In preparation for the anticipated meeting between Prime Minister Narendra Modi and US President Joe Biden on September 8, India has taken a significant step towards bolstering its defense capabilities. The Indian government has formally initiated the process of acquiring 31 MQ-9B Guardian armed drones from the United States, marking a notable development in India’s quest for enhanced military capabilities.
According to reliable sources, India has submitted a formal letter of request to the US government, expressing its intent to acquire 31 medium altitude long-endurance (MALE) drones manufactured by General Atomics. These MQ-9B Guardian drones are renowned for their versatility and performance in surveillance and reconnaissance missions.
Upon receipt of the formal request, the US government, in collaboration with India’s Defense Ministry, will embark on negotiations to finalize the ‘Letter of Offer and Acceptance’ (LOA). This crucial document will comprehensively outline the specifics of the equipment, the terms of procurement, and the pricing arrangements offered by the US government. Additionally, it will encompass provisions for training, training materials, and the supply of essential spare parts, further strengthening India’s operational capabilities.

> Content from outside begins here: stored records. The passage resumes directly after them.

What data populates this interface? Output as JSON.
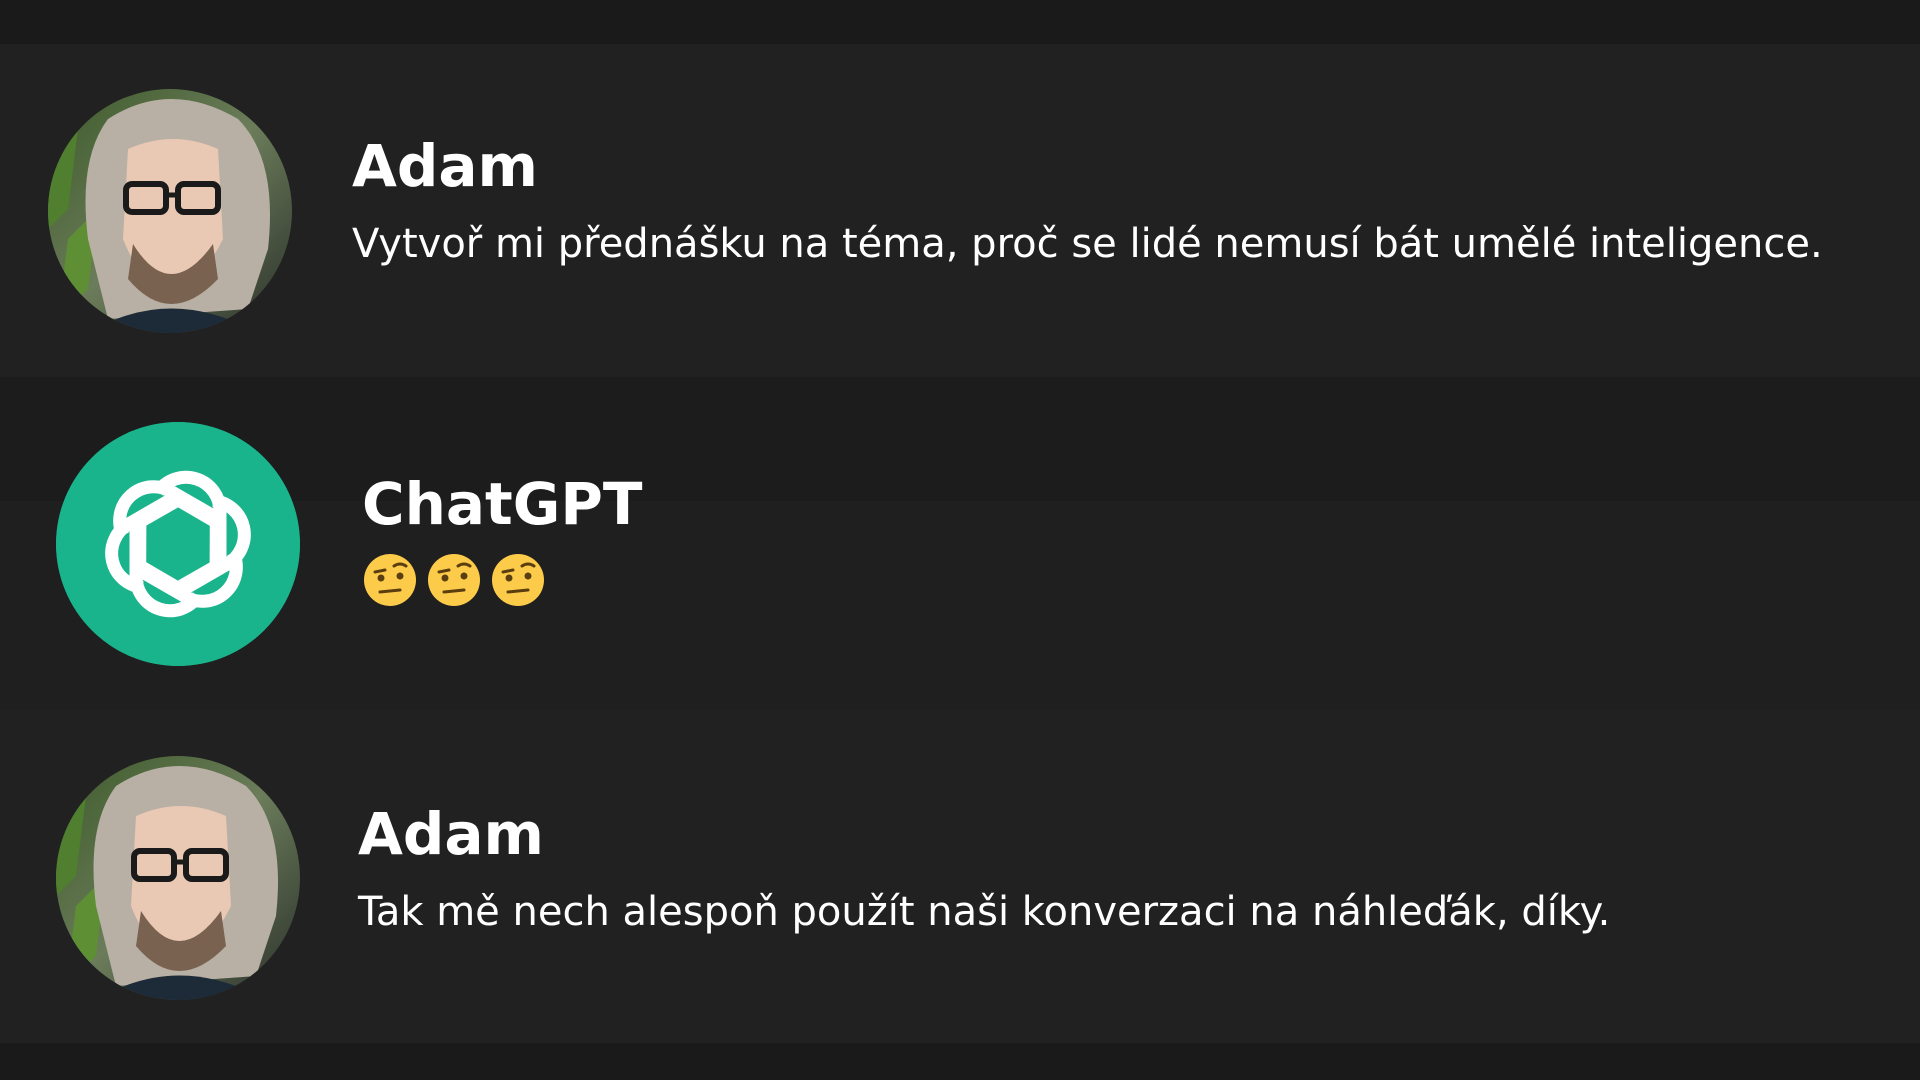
{
  "conversation": {
    "messages": [
      {
        "author": "Adam",
        "avatar_icon": "user-photo-avatar",
        "text": "Vytvoř mi přednášku na téma, proč se lidé nemusí bát umělé inteligence."
      },
      {
        "author": "ChatGPT",
        "avatar_icon": "openai-logo-icon",
        "emojis": [
          "face-with-raised-eyebrow",
          "face-with-raised-eyebrow",
          "face-with-raised-eyebrow"
        ]
      },
      {
        "author": "Adam",
        "avatar_icon": "user-photo-avatar",
        "text": "Tak mě nech alespoň použít naši konverzaci na náhleďák, díky."
      }
    ]
  },
  "colors": {
    "background": "#1f1f1f",
    "row_alt": "#1c1c1c",
    "openai_green": "#19b48c",
    "text": "#ffffff",
    "emoji_yellow": "#fdcb4a"
  }
}
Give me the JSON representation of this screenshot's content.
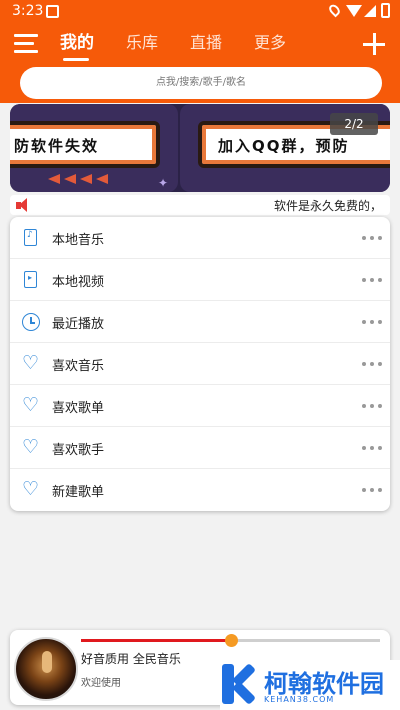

This acquisition follows another significant defense development just three months ago, on June 15, when the Defense Acquisition Council, chaired by Defense Minister Rajnath Singh, granted approval for the procurement of 16 Sky Guardian and 15 Sea Guardian MALE drones. The estimated cost of these acquisitions, as reported by the Defense Ministry, stands at approximately $3.072 billion, with the final pricing subject to approval by the US government.
Furthermore, the Indian Defense Ministry has set ambitious goals to conclude negotiations for this deal by the end of the current year or, at the latest, by the conclusion of the fiscal year. This swift action demonstrates India’s commitment to strengthening its defense capabilities and maintaining regional security.
This development also comes on the heels of a significant setback in India’s indigenous MALE drone development program. On August 20, the Defense Research and Development Organisation experienced a setback when its unmanned aerial vehicle (UAV) named ‘Tapas’ crashed during user trials. The Tapas UAV, boasting an impressive flight endurance of over 18 hours at altitudes exceeding 28,000 feet, was undergoing testing by the Indian Armed Forces.
The Tapas UAV is a versatile platform equipped to carry various electronic intelligence, communication intelligence, and intelligence, surveillance, and reconnaissance payloads. Its capabilities enable it to monitor enemy movements effectively over extended periods.
In a related development, the Indian Armed Forces have expressed their intent to initially acquire 76 production variants of Tapas. Specifically, the Indian Army is set to operate 60 units, the Indian Air Force will employ 12 units, and the Indian Navy will utilize four units. This demonstrates India’s commitment to both indigenous innovation and international collaboration to enhance its defense capabilities, especially in the field of unmanned aerial vehicles.